**About this task:** Copy each entry as written.

Collected data entries:
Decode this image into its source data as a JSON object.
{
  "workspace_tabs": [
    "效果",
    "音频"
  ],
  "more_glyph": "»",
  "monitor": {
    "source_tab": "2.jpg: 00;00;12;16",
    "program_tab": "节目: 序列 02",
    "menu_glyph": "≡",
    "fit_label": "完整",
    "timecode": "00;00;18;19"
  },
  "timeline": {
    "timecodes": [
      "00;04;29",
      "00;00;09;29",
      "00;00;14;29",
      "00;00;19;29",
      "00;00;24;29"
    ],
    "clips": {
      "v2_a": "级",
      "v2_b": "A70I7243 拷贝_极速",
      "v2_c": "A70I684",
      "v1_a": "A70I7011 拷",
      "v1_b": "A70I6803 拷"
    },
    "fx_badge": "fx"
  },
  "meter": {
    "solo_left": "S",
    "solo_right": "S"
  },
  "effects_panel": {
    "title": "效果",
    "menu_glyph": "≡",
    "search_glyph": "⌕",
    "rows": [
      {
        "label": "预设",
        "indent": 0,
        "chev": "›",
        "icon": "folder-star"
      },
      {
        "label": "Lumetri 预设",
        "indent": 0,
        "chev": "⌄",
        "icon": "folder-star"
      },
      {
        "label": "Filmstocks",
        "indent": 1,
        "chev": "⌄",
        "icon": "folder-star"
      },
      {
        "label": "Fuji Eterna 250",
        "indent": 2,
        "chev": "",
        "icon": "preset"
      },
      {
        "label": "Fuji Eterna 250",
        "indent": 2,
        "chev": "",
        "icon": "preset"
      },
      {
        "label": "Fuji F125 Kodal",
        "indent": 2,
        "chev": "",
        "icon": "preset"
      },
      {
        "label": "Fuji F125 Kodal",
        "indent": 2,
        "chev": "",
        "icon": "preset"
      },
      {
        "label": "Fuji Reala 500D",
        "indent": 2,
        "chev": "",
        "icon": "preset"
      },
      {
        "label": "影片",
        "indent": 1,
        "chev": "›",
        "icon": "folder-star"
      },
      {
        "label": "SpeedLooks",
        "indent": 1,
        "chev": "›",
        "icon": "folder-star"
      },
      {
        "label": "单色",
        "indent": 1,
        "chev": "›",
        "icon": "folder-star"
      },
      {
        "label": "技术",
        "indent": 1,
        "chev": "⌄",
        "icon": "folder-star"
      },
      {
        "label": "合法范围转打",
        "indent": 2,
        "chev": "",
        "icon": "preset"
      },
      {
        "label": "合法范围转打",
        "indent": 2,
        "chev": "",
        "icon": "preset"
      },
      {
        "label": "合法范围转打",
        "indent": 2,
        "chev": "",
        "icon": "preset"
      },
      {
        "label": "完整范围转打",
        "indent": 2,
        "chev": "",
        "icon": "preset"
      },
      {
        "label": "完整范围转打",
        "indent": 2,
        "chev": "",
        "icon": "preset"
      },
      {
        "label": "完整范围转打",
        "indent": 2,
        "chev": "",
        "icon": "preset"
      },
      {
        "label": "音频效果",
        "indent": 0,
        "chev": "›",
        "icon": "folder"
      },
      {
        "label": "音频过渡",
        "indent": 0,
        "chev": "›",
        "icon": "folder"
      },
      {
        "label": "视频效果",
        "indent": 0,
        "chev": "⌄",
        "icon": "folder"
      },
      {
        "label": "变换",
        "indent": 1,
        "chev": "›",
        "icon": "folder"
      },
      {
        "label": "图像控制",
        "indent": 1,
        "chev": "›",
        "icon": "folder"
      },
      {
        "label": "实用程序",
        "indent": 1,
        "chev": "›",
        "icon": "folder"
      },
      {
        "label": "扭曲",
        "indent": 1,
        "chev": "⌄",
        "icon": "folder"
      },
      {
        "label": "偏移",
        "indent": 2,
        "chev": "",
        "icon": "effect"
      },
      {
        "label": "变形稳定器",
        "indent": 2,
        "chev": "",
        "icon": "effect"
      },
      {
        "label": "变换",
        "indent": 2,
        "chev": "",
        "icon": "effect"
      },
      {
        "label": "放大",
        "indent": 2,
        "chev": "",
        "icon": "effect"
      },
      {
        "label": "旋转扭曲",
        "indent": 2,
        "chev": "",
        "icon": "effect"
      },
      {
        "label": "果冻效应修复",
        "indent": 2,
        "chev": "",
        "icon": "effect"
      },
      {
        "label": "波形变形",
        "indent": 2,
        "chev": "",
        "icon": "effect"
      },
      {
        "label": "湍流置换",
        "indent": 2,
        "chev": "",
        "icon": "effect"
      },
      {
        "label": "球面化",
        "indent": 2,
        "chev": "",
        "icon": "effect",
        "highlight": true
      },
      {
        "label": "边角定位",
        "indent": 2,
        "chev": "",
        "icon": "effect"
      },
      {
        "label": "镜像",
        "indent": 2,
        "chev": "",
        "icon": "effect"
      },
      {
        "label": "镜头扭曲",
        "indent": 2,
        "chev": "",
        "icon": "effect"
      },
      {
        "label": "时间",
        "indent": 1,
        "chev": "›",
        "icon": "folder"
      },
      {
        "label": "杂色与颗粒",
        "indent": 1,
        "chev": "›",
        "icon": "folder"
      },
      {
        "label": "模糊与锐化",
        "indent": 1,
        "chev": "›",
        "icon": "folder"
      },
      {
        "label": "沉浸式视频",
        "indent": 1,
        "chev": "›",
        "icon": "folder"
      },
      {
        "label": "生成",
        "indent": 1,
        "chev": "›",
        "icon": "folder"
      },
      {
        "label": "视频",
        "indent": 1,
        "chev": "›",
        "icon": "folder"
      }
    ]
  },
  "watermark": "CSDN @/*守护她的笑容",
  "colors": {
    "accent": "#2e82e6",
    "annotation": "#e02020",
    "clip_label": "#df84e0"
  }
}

**Response box:**
Decode this image into its source data as a JSON object.
{
  "workspace_tabs": [
    "效果",
    "音频"
  ],
  "more_glyph": "»",
  "monitor": {
    "source_tab": "2.jpg: 00;00;12;16",
    "program_tab": "节目: 序列 02",
    "menu_glyph": "≡",
    "fit_label": "完整",
    "timecode": "00;00;18;19"
  },
  "timeline": {
    "timecodes": [
      "00;04;29",
      "00;00;09;29",
      "00;00;14;29",
      "00;00;19;29",
      "00;00;24;29"
    ],
    "clips": {
      "v2_a": "级",
      "v2_b": "A70I7243 拷贝_极速",
      "v2_c": "A70I684",
      "v1_a": "A70I7011 拷",
      "v1_b": "A70I6803 拷"
    },
    "fx_badge": "fx"
  },
  "meter": {
    "solo_left": "S",
    "solo_right": "S"
  },
  "effects_panel": {
    "title": "效果",
    "menu_glyph": "≡",
    "search_glyph": "⌕",
    "rows": [
      {
        "label": "预设",
        "indent": 0,
        "chev": "›",
        "icon": "folder-star"
      },
      {
        "label": "Lumetri 预设",
        "indent": 0,
        "chev": "⌄",
        "icon": "folder-star"
      },
      {
        "label": "Filmstocks",
        "indent": 1,
        "chev": "⌄",
        "icon": "folder-star"
      },
      {
        "label": "Fuji Eterna 250",
        "indent": 2,
        "chev": "",
        "icon": "preset"
      },
      {
        "label": "Fuji Eterna 250",
        "indent": 2,
        "chev": "",
        "icon": "preset"
      },
      {
        "label": "Fuji F125 Kodal",
        "indent": 2,
        "chev": "",
        "icon": "preset"
      },
      {
        "label": "Fuji F125 Kodal",
        "indent": 2,
        "chev": "",
        "icon": "preset"
      },
      {
        "label": "Fuji Reala 500D",
        "indent": 2,
        "chev": "",
        "icon": "preset"
      },
      {
        "label": "影片",
        "indent": 1,
        "chev": "›",
        "icon": "folder-star"
      },
      {
        "label": "SpeedLooks",
        "indent": 1,
        "chev": "›",
        "icon": "folder-star"
      },
      {
        "label": "单色",
        "indent": 1,
        "chev": "›",
        "icon": "folder-star"
      },
      {
        "label": "技术",
        "indent": 1,
        "chev": "⌄",
        "icon": "folder-star"
      },
      {
        "label": "合法范围转打",
        "indent": 2,
        "chev": "",
        "icon": "preset"
      },
      {
        "label": "合法范围转打",
        "indent": 2,
        "chev": "",
        "icon": "preset"
      },
      {
        "label": "合法范围转打",
        "indent": 2,
        "chev": "",
        "icon": "preset"
      },
      {
        "label": "完整范围转打",
        "indent": 2,
        "chev": "",
        "icon": "preset"
      },
      {
        "label": "完整范围转打",
        "indent": 2,
        "chev": "",
        "icon": "preset"
      },
      {
        "label": "完整范围转打",
        "indent": 2,
        "chev": "",
        "icon": "preset"
      },
      {
        "label": "音频效果",
        "indent": 0,
        "chev": "›",
        "icon": "folder"
      },
      {
        "label": "音频过渡",
        "indent": 0,
        "chev": "›",
        "icon": "folder"
      },
      {
        "label": "视频效果",
        "indent": 0,
        "chev": "⌄",
        "icon": "folder"
      },
      {
        "label": "变换",
        "indent": 1,
        "chev": "›",
        "icon": "folder"
      },
      {
        "label": "图像控制",
        "indent": 1,
        "chev": "›",
        "icon": "folder"
      },
      {
        "label": "实用程序",
        "indent": 1,
        "chev": "›",
        "icon": "folder"
      },
      {
        "label": "扭曲",
        "indent": 1,
        "chev": "⌄",
        "icon": "folder"
      },
      {
        "label": "偏移",
        "indent": 2,
        "chev": "",
        "icon": "effect"
      },
      {
        "label": "变形稳定器",
        "indent": 2,
        "chev": "",
        "icon": "effect"
      },
      {
        "label": "变换",
        "indent": 2,
        "chev": "",
        "icon": "effect"
      },
      {
        "label": "放大",
        "indent": 2,
        "chev": "",
        "icon": "effect"
      },
      {
        "label": "旋转扭曲",
        "indent": 2,
        "chev": "",
        "icon": "effect"
      },
      {
        "label": "果冻效应修复",
        "indent": 2,
        "chev": "",
        "icon": "effect"
      },
      {
        "label": "波形变形",
        "indent": 2,
        "chev": "",
        "icon": "effect"
      },
      {
        "label": "湍流置换",
        "indent": 2,
        "chev": "",
        "icon": "effect"
      },
      {
        "label": "球面化",
        "indent": 2,
        "chev": "",
        "icon": "effect",
        "highlight": true
      },
      {
        "label": "边角定位",
        "indent": 2,
        "chev": "",
        "icon": "effect"
      },
      {
        "label": "镜像",
        "indent": 2,
        "chev": "",
        "icon": "effect"
      },
      {
        "label": "镜头扭曲",
        "indent": 2,
        "chev": "",
        "icon": "effect"
      },
      {
        "label": "时间",
        "indent": 1,
        "chev": "›",
        "icon": "folder"
      },
      {
        "label": "杂色与颗粒",
        "indent": 1,
        "chev": "›",
        "icon": "folder"
      },
      {
        "label": "模糊与锐化",
        "indent": 1,
        "chev": "›",
        "icon": "folder"
      },
      {
        "label": "沉浸式视频",
        "indent": 1,
        "chev": "›",
        "icon": "folder"
      },
      {
        "label": "生成",
        "indent": 1,
        "chev": "›",
        "icon": "folder"
      },
      {
        "label": "视频",
        "indent": 1,
        "chev": "›",
        "icon": "folder"
      }
    ]
  },
  "watermark": "CSDN @/*守护她的笑容",
  "colors": {
    "accent": "#2e82e6",
    "annotation": "#e02020",
    "clip_label": "#df84e0"
  }
}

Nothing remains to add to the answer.